“Too often these days, communication in the policy arena gets lost,” said Fay, executive director of the Alliance for Responsible Atmospheric Policy and executive director of the Business Institute for Sustainability. “There are many who feel that effective communication means speaking louder, but rarely does that prove to be successful.”

In bringing together experts from across the world to discuss policies that relate to climate, including their consequences, the Portsmouth Conference seeks to provide a useful forum for discussion on a complicated subject.

Noting he was intrigued at the invitation to moderate panelist and audience discussions at the conference, Fay said he accepted it with the intent to ensure all views are discussed and considered.

“I won’t be driving toward a particular solution or viewpoint,” he said. “This issue lends itself to many different approaches.”

According to Charles McConnell, under-secretary of energy in the Obama administration, any approach to climate and/or energy policy must take into account the world’s increasing human population.

“In the next 30 years, we will hit 10 billion people,” he said. “We need to be cognizant that there are 1.3 billion people that have no energy, and out of the 3 billion we add in the next 30 years, 90 percent will be in underdeveloped countries.”

According to Dr. Mikko Paunio, who holds a cabinet position at the Ministry of Social Affairs and Health of Finland, current environmental policies must consider urban sanitary issues.

“Contemporary obsessions to conserve water and energy have had devastating consequences to the world’s poor, as improved hygiene is key to control disease and under nutrition,” he said.

Fellow conference panelist Florence Reed, founder of Sustainable Harvest International in Maine and partner of Regeneration International, will discuss agriculture’s role in carbon mitigation. She supports policies that boost regenerative organic farming.

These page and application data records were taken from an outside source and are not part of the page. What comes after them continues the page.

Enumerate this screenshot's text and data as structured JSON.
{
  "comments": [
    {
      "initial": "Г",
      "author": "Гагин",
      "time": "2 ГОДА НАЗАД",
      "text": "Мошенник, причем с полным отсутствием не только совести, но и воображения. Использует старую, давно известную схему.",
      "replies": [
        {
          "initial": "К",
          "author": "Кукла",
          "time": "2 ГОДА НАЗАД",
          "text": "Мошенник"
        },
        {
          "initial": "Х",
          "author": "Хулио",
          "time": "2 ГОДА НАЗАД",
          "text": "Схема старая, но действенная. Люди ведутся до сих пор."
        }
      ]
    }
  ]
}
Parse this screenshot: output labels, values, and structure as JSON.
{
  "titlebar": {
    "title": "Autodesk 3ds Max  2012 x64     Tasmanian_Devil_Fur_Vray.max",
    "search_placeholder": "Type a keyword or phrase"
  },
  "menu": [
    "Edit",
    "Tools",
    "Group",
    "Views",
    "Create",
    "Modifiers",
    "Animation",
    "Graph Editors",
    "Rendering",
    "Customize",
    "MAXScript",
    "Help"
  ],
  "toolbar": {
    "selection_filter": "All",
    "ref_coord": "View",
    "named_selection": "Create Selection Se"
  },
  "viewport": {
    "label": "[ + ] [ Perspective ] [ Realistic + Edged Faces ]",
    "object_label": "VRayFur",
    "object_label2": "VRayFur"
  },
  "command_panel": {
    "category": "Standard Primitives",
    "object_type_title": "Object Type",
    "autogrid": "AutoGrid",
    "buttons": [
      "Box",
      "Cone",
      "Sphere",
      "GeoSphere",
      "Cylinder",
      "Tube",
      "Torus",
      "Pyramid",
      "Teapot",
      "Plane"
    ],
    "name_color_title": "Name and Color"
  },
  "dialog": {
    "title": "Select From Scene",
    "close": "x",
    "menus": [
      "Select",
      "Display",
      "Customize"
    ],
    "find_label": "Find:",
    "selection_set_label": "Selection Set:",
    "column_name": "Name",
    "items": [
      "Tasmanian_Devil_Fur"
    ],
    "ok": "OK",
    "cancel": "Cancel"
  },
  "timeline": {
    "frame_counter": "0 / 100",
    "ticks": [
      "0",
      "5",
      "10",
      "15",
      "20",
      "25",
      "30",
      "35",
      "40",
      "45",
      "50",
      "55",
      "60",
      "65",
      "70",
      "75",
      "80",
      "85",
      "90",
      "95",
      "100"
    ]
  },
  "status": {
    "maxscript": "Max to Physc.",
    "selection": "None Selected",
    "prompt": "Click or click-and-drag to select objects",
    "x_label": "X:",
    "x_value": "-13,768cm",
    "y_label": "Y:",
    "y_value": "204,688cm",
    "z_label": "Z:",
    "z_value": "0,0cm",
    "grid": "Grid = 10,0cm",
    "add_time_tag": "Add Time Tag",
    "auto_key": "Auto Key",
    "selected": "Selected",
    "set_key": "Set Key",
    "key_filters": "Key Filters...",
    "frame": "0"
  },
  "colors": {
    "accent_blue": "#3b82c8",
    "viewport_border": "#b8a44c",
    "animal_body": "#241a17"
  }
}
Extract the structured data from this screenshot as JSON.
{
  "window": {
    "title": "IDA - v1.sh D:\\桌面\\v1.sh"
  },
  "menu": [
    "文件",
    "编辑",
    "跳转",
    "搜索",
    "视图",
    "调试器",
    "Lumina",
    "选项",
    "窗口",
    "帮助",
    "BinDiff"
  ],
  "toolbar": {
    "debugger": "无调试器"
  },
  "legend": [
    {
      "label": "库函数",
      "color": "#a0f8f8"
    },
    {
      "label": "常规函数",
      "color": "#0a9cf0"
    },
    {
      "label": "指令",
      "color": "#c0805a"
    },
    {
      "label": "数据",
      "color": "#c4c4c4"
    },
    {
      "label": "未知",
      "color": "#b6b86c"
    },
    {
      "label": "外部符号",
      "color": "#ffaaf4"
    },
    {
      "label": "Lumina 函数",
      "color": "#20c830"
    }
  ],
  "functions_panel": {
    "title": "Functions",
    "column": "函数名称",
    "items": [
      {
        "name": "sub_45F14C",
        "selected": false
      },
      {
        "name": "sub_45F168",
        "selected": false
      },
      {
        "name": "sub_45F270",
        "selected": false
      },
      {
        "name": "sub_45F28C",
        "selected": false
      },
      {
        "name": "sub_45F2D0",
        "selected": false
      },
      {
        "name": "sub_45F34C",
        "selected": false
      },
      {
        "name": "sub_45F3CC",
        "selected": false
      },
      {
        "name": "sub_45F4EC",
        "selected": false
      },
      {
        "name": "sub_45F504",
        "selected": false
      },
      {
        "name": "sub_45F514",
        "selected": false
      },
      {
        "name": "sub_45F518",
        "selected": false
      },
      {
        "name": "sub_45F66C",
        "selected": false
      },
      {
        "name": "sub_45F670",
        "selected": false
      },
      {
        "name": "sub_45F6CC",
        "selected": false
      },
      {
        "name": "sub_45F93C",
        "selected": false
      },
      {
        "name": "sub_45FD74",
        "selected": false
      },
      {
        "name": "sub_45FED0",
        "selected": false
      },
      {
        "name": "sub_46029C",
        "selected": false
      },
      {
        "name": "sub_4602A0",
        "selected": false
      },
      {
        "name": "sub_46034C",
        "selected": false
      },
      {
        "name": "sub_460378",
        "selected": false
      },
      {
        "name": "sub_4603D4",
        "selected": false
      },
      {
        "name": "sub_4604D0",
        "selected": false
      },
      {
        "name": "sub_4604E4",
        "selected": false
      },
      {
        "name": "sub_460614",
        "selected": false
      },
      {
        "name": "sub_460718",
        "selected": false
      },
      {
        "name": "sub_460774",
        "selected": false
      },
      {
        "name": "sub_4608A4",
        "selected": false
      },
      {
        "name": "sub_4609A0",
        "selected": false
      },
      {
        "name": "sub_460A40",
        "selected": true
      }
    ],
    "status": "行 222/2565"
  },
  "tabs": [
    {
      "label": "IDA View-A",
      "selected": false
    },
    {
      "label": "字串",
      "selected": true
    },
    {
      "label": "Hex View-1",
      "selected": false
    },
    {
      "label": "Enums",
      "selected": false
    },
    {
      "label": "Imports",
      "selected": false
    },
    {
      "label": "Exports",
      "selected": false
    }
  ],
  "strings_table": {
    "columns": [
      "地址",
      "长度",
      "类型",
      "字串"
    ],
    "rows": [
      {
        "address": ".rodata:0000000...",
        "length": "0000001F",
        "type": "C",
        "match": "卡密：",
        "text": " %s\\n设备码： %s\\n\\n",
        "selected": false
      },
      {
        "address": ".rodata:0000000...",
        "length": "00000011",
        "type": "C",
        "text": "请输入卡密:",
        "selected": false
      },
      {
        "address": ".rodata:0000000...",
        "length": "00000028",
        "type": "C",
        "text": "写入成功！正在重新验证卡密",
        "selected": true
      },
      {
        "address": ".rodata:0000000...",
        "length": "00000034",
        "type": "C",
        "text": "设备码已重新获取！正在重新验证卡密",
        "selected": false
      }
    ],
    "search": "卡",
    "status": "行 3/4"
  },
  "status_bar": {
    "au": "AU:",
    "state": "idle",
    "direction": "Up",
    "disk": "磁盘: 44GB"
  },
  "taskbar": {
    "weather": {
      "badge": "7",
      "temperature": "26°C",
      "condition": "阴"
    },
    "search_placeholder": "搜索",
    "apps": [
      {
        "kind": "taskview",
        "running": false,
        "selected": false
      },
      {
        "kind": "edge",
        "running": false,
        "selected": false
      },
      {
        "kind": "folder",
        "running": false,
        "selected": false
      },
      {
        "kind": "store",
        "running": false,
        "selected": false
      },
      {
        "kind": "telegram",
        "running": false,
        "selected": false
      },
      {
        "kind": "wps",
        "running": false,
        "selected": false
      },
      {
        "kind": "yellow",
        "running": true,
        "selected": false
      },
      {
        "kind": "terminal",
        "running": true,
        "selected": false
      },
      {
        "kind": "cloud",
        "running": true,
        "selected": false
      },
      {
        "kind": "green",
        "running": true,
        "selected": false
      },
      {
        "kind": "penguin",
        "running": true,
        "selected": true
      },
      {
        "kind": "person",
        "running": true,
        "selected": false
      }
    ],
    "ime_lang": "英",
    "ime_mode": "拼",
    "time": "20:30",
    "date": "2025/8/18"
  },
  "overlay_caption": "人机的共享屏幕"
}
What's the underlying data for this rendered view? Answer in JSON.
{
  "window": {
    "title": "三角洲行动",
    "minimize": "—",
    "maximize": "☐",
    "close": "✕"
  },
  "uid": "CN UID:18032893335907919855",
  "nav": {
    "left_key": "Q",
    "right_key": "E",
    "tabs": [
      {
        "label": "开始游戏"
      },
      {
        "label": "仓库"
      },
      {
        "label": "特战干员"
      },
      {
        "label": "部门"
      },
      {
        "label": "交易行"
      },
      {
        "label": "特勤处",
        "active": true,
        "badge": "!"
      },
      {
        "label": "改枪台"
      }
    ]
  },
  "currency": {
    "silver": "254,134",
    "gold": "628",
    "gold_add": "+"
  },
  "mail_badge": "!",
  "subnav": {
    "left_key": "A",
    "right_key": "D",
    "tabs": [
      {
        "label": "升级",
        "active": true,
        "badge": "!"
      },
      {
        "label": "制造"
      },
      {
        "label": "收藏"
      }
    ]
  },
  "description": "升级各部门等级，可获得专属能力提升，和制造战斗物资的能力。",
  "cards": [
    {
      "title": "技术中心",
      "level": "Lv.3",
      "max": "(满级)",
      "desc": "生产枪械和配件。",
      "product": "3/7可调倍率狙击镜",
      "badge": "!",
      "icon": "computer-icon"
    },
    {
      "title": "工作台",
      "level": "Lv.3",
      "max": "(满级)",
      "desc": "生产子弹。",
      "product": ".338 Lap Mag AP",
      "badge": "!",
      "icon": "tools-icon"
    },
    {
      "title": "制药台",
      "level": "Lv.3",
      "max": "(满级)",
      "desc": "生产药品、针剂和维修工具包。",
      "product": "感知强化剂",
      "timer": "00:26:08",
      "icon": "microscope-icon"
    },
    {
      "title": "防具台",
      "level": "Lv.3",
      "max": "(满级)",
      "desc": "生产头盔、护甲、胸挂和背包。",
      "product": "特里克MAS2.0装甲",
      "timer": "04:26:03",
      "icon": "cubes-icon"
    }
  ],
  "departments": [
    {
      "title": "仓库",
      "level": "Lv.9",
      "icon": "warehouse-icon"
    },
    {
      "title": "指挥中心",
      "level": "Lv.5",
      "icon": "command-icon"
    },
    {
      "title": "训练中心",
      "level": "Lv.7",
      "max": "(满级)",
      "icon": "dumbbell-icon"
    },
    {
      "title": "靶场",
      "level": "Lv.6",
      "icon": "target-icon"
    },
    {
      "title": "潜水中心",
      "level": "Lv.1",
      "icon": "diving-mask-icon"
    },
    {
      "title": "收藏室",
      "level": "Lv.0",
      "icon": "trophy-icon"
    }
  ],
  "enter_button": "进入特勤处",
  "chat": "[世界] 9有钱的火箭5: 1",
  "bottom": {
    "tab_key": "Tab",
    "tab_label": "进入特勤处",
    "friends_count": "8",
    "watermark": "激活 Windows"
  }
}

“We don’t want to continue to do what we are doing, because what we are doing is not working,” she said.

Fay said he is looking forward to seeing whether panelists can discover any “common points of understanding.”

“If, as a result of this conference, participants can find merits in the viewpoints of others –whether as allies or opponents – I will feel like we have accomplished a great deal,” he said.

Dr. Geoff Weiss, who serves on the conference's board of directors, said they carefully selected a moderator who will “skillfully lead discussions without bias.”

Fay, said Weiss, “is recognized as a leading global environmental policy advocate and will guide the discussions without bias. This conference will get people of influence from across the world to discuss policies and solutions to issues that will continue to face humanity for decades to come.”

Hosted by Citizens Count, a New Hampshire-based, non-partisan public information platform with more than 200,000 members, the Portsmouth Conference will be held at the Wentworth by the Sea Hotel in New Castle Oct. 18-19. Seats are still available but seating is limited. To purchase a ticket and for more information, visit theportsmouthconference.org.